Still carrying their void deck theme, the place is decked with a familiar stone chess table and letter boxes that one usually will be able to find in HDB void decks of the past. Offering local eats such as Nasi Lemak, Wanton Mee, Chicken Chop Hor Fun and more, we went for the Har Jeong Gai Nasi Lemak — a slight twist to the local Nasi Lemak which sees three Har Jeong Gai (Prawn Paste Chicken) drumlets served with omelette, fishcake and sambal. Despite looking quite sparse and lacking Ikan Bilis and peanuts, their rendition of the Nasi Lemak was actually pretty respectable — the use of Jasmine Rice for this rendition steers away from the other Nasi Lemak that we have had recently, which comes served with basmati rice instead.
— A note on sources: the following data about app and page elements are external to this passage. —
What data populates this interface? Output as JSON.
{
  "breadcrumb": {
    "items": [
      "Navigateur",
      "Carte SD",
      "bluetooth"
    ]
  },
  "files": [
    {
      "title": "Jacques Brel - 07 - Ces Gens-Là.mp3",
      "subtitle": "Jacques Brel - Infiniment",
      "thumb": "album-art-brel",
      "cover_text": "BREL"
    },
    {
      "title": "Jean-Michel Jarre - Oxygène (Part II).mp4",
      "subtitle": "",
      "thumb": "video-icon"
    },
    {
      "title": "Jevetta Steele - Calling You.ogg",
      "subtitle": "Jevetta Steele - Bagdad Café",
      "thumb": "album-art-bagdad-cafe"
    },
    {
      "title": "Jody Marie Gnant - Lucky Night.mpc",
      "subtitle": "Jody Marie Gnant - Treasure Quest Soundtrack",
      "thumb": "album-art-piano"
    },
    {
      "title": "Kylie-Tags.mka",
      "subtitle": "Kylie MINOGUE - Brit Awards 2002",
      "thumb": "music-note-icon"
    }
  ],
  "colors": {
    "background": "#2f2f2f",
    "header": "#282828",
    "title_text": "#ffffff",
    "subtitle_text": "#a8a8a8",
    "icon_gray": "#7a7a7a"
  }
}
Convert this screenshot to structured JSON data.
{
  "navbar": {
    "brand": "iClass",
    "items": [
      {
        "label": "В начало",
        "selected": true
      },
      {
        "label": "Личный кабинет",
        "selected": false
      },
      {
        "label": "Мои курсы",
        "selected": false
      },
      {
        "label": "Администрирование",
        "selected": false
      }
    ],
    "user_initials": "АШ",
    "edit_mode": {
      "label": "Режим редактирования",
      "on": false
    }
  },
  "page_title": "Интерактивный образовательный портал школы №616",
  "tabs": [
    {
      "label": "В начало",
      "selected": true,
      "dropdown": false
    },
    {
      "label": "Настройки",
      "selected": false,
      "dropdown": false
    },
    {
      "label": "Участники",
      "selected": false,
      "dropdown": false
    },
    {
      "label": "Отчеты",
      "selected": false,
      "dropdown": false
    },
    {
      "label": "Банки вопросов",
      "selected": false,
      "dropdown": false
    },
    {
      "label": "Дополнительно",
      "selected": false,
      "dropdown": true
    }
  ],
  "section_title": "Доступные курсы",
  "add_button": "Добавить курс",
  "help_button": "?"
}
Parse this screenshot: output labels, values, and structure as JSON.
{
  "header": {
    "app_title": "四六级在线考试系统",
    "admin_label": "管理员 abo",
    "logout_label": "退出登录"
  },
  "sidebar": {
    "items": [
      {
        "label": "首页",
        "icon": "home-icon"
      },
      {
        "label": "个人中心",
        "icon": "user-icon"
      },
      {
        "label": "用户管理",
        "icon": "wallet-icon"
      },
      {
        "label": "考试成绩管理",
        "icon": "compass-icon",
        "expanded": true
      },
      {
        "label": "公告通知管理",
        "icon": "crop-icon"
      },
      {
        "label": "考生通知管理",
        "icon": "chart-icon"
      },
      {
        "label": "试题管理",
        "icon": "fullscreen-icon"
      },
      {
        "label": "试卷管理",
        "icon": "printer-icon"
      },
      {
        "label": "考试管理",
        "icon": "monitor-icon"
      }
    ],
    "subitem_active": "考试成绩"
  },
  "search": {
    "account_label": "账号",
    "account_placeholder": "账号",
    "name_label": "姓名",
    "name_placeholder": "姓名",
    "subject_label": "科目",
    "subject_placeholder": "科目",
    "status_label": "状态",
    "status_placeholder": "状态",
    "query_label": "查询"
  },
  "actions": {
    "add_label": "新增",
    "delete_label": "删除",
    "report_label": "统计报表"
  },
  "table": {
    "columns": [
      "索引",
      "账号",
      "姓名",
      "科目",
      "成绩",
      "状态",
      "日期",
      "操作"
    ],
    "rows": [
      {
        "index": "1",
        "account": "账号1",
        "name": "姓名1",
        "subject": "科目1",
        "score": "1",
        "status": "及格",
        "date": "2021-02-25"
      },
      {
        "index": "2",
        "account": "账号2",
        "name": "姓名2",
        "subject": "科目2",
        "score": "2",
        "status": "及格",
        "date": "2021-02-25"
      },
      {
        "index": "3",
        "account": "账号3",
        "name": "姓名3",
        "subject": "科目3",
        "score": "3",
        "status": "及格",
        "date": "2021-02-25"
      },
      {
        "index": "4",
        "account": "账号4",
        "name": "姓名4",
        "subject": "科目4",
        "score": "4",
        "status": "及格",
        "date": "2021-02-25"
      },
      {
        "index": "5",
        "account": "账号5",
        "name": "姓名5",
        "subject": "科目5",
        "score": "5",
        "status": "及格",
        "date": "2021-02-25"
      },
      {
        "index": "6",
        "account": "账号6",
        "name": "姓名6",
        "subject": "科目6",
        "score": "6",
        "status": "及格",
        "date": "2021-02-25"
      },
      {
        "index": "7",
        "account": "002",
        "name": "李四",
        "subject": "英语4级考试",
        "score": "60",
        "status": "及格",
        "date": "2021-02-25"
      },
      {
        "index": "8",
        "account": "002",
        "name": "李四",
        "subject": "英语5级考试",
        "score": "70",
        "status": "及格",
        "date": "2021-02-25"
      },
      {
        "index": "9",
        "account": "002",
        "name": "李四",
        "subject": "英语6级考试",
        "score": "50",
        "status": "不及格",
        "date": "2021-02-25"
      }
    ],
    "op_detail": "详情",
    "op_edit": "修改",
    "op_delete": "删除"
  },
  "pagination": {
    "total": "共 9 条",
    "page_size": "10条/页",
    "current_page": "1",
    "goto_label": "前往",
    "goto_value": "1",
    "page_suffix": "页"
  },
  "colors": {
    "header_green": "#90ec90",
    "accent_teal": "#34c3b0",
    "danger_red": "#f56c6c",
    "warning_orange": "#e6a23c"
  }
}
That being said, the rice comes immensely fragrant — seemingly powered more by Pandan leaves with a slight whiff of ginger in its finishing notes. The Har Jeong Gai was decent as well; sufficiently crisp on the outside, yet carrying a hint of umami-ness with the juicy flesh within. The other elements such as the egg omelette felt rather pedestrian, though the fish cake does come with a crisp exterior; the sambal chili carrying a hint of sweetness whilst being mildly spicy — suitable for those who have lower tolerance of spiciness, whilst coming with Ikan Bilis for a soft crunch.

Glad that Downstairs had finally relocated to somewhere more convenient — makes for a good option for local fare with an ambience; the food was of a pretty good quality for its price with all items coming below $10 (most being in the range of $6 to $7). Given how I find myself in this area more often than not, this is likely a spot I would find myself dining at for those random days which I am not sure what to have around this part of town.


Perfect for the rainy weather and also any time of the day! Macaroni is cooked to order and accompanying soup broth is thicker than usual homecooked ones. Pleasantly surprised by the portion size and ingredients (wanton, fish cake, minced meat and huge pieces of fried pork fat!). Bowl of yums for only $6!